-- Opening Marker --

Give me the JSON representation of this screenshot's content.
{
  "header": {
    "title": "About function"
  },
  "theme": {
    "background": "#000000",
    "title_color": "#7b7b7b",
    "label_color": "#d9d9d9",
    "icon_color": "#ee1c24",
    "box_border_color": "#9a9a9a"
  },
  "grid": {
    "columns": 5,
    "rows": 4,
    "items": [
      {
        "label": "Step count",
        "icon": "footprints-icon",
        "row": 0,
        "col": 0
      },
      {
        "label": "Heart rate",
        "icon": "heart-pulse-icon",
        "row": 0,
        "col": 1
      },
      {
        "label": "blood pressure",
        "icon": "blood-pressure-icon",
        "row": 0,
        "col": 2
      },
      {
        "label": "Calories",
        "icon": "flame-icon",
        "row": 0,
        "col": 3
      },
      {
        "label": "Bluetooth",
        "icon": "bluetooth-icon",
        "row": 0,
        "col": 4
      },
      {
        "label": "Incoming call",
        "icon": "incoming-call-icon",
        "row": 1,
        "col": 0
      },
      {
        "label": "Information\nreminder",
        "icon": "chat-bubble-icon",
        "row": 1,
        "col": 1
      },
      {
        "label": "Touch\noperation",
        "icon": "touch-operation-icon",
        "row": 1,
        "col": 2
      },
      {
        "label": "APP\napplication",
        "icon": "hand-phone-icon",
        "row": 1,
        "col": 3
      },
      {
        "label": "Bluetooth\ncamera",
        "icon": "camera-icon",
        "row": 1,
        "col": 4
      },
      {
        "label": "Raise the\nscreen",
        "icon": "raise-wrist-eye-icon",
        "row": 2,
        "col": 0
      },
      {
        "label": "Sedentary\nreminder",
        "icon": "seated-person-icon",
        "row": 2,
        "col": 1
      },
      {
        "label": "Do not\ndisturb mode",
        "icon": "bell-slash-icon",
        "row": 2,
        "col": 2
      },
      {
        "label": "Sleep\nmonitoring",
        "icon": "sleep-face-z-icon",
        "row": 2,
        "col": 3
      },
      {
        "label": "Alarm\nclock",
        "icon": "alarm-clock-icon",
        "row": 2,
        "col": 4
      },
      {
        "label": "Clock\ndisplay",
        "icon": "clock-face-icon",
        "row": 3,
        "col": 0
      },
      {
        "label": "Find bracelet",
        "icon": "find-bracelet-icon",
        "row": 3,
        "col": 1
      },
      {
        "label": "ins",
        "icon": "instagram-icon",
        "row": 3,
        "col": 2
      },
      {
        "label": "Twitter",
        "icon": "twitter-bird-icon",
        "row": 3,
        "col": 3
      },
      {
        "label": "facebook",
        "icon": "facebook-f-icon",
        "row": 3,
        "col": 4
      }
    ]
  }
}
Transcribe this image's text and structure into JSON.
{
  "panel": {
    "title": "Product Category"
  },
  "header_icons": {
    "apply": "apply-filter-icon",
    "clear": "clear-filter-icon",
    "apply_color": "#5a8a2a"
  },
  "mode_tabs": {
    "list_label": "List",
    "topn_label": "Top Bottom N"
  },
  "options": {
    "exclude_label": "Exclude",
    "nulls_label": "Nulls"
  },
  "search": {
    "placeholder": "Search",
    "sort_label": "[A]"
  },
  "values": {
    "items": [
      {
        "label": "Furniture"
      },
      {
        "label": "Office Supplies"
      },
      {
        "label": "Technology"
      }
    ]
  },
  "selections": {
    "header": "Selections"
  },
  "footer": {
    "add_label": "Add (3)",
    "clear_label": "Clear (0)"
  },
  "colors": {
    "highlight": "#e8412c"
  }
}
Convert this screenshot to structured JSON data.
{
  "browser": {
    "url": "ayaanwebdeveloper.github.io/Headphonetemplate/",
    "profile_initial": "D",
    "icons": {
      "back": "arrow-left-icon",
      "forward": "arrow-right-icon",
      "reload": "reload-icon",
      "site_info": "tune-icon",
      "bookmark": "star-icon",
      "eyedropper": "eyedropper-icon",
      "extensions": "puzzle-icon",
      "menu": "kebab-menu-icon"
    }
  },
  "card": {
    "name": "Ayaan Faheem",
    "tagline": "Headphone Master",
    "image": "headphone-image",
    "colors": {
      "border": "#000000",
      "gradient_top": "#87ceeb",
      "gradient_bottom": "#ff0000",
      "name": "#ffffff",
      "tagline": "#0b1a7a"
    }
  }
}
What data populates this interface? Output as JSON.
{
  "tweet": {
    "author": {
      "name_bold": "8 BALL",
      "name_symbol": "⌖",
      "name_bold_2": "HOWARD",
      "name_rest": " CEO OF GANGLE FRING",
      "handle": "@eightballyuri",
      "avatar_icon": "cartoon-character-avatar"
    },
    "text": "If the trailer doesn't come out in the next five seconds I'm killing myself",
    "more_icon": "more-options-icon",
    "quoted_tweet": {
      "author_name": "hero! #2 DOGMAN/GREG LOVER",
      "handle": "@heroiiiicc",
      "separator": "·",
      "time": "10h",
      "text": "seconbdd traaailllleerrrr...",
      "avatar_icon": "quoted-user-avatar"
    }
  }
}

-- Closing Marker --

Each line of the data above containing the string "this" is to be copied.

Give me the JSON representation of this screenshot's content.
Transcribe this image's text and structure into JSON.
Convert this screenshot to structured JSON data.
What data populates this interface? Output as JSON.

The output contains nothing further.